Diffusing the demographic time bomb
Nicola Hill, former Health Editor at Sky News,
takes a look at caring for an older population, a clear challenge in Richmond.
How many of you reading this are juggling caring for elderly parents with raising young children? Perhaps you are struggling to find qualified and reliable support for older members of your family, or well-run care homes with daily activities designed to stimulate and entertain.
Despite an ageing population and the rising number of people diagnosed with Alzheimer’s disease and other forms of dementia, there is a major shortage of care on every level. No-where is the aging demographic more evident than in Richmond.
Those of us living in the Borough will have recently received our new council tax bills and may have noticed a precept to fund adult social care. Since we live in an ‘ageing borough’ and the council’s highest spend is on social care this explains the need for an increase in local tax.
Surrey Council threw the spotlight onto the problem when it threatened to hold a local referendum to see if it could raise council tax by a whopping 15% to fund adult social care. Seen as a bold political move, it eventually backed down after receiving re-assurances from the government that it would move quickly to tackle the crisis.
We are living longer and the burden of care is an unavoidable challenge that will only grow over the following decades.
Richmond may already have an older than average population but this is a nationwide trend and needs a nationwide solution; according to the chair of the Local Government Association, social care will be underfunded to the tune of £2.6bn by 2020. Many private care homes have closed down: According to the Care Quality Commission, the number of care homes in England has fallen from 18,068 in September 2010 to 16,614 in July last year. And the number of companies providing care at home has also fallen.
We need to prioritise the matter, making it a top concern. A friend of mine, a former Queen’s Nurse, set up such a company 25 years ago. But the introduction of the national living wage, and local authorities’ inability to pay higher fees meant her business was no longer viable and so 120 people lost their jobs and the elderly they cared for had to seek support elsewhere. Certainly, there was a lack of intuitive thinking in this case.
The devastating effect on the care provided for older people has a major impact on our hugely over-stretched NHS.
The Government hates the term bed blocking, but that is exactly what is happening; many elderly people who no longer need to be in hospital cannot be allowed home as there is no package of social care support available for them. It means longer waits in A&E for all of us and few hospital beds available at the end of the line.

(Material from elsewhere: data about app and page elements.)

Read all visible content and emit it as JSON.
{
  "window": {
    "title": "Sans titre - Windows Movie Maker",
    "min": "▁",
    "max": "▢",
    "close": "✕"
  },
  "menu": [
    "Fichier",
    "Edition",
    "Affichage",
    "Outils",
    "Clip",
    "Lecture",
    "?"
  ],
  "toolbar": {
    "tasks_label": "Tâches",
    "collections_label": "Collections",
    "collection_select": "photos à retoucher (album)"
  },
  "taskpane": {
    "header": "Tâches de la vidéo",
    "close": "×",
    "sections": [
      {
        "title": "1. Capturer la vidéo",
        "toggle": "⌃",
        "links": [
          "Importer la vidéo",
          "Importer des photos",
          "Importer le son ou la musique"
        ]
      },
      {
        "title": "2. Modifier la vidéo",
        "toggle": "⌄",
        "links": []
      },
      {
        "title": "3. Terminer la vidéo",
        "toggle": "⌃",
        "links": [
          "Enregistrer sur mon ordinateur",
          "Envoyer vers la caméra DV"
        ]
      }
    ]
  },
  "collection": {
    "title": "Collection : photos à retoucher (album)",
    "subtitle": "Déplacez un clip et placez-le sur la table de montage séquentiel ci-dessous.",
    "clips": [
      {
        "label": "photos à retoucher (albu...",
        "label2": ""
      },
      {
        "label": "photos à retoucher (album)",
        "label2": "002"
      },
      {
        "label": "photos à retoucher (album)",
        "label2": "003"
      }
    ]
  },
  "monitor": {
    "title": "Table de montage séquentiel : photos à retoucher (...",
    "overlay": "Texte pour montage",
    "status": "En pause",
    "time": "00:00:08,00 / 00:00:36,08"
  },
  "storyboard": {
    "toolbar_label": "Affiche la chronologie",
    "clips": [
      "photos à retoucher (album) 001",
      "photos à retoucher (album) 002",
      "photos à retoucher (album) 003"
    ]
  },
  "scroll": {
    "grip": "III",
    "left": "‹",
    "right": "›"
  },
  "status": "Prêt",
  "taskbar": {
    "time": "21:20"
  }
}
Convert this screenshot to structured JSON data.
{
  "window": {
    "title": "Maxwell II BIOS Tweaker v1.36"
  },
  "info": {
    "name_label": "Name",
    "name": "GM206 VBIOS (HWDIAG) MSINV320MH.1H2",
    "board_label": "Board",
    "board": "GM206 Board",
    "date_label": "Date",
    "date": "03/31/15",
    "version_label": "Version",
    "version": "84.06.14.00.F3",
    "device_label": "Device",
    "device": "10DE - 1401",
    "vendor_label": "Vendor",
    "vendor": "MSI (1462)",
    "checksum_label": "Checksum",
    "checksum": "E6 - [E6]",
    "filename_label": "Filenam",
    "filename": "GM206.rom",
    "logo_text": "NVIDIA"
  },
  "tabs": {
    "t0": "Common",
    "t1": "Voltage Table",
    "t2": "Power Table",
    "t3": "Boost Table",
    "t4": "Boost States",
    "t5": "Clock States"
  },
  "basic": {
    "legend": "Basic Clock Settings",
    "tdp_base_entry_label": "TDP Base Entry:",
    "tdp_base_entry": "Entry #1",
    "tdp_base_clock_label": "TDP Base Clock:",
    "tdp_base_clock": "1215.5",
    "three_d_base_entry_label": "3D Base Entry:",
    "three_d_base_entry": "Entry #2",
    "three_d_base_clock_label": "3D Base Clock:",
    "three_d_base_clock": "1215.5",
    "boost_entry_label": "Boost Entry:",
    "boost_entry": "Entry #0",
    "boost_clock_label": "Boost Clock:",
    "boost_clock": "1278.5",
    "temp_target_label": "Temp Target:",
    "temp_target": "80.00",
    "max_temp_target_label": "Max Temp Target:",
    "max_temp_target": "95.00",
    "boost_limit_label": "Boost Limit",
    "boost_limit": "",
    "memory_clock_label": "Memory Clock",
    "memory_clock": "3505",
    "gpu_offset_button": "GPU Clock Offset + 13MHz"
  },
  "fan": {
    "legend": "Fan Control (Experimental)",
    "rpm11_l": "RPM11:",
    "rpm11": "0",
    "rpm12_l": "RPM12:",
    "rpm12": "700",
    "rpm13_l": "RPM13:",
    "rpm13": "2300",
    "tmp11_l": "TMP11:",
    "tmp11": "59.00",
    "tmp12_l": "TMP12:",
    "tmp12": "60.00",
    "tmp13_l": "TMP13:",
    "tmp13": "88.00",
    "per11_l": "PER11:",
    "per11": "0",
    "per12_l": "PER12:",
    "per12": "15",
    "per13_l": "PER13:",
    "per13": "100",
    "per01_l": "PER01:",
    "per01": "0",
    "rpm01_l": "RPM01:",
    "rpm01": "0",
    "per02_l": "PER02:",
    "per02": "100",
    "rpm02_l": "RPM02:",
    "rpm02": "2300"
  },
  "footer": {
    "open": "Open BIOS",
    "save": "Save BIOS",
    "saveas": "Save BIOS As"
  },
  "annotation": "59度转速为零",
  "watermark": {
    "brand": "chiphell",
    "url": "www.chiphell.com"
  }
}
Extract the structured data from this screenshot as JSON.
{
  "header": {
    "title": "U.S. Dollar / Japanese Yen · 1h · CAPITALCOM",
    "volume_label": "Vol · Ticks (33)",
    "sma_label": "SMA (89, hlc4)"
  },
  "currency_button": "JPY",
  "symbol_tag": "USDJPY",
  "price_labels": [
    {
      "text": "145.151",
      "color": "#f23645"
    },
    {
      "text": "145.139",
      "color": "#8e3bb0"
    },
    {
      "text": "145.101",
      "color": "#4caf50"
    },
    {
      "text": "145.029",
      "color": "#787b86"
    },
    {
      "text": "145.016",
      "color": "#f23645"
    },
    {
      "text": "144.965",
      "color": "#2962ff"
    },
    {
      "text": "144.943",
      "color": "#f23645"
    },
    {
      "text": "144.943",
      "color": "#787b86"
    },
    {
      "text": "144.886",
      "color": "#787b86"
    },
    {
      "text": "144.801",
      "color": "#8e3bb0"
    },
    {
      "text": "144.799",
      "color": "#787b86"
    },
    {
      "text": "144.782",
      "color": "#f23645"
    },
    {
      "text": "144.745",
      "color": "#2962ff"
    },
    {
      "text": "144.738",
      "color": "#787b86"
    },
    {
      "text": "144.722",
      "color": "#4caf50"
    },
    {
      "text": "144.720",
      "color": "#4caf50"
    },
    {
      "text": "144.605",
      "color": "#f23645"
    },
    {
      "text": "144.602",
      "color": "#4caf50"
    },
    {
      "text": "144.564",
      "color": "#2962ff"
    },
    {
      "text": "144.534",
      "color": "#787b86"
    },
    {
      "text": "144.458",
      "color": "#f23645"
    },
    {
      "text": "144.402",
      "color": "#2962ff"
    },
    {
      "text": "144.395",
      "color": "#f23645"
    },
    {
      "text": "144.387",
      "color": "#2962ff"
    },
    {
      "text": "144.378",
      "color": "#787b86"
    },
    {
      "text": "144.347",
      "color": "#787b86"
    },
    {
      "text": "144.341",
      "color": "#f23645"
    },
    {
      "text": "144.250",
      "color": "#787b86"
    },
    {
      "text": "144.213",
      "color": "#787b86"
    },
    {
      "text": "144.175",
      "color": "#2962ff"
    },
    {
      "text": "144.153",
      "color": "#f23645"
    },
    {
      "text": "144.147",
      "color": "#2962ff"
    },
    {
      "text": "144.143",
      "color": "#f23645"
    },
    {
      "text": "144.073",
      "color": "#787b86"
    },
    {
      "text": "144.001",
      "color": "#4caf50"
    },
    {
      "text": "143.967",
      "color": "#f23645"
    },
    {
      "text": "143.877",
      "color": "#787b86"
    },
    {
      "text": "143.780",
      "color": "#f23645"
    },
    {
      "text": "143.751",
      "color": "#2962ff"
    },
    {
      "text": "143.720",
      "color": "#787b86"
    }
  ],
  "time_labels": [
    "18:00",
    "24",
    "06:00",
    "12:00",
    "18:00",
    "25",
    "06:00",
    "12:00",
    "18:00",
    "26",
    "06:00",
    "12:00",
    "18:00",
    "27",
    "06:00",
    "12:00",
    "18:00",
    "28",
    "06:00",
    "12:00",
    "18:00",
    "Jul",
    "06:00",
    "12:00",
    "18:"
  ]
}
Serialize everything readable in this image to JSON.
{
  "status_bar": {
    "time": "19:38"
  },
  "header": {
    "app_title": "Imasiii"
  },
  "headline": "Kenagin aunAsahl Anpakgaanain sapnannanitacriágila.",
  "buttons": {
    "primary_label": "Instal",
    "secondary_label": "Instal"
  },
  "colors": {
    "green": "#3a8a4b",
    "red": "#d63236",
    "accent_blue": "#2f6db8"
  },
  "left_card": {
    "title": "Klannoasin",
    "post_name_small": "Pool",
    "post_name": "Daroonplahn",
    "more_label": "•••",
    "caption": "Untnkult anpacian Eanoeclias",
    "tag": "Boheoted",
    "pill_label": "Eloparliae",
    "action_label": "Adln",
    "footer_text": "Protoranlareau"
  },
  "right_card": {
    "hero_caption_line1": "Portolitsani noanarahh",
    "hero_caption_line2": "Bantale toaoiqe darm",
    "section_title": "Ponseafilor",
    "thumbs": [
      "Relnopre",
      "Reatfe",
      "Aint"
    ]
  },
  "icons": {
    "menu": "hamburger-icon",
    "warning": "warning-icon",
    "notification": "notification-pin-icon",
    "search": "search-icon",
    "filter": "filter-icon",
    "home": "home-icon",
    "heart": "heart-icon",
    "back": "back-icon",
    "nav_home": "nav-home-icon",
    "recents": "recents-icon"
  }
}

There are more news stories about frail and vulnerable pensioners spending days alone, with a hurried visit from a carer who has only a few minutes to ensure someone is fed, bathed and has taken their medicine.
If we are lucky we will all grow old so we should ensure proper care provision is put in place now. We need to protect our older people. I am a trustee of the charity Action on Elder Abuse, and we hear horrific stories of half a million older people being abused in the UK every year, physically, mentally and financially.
We are campaigning for a change in the law, to make elder abuse a separate crime. By realising that elderly people are a vulnerable group who need protecting, maybe we will open our eyes to the need for the proper investment in adult social care. After all, an advanced and equitable society is measured by the way in which it treats older people.
Nicola Hill @ncmediatv www.ncmedia.org.uk www.aea.org.uk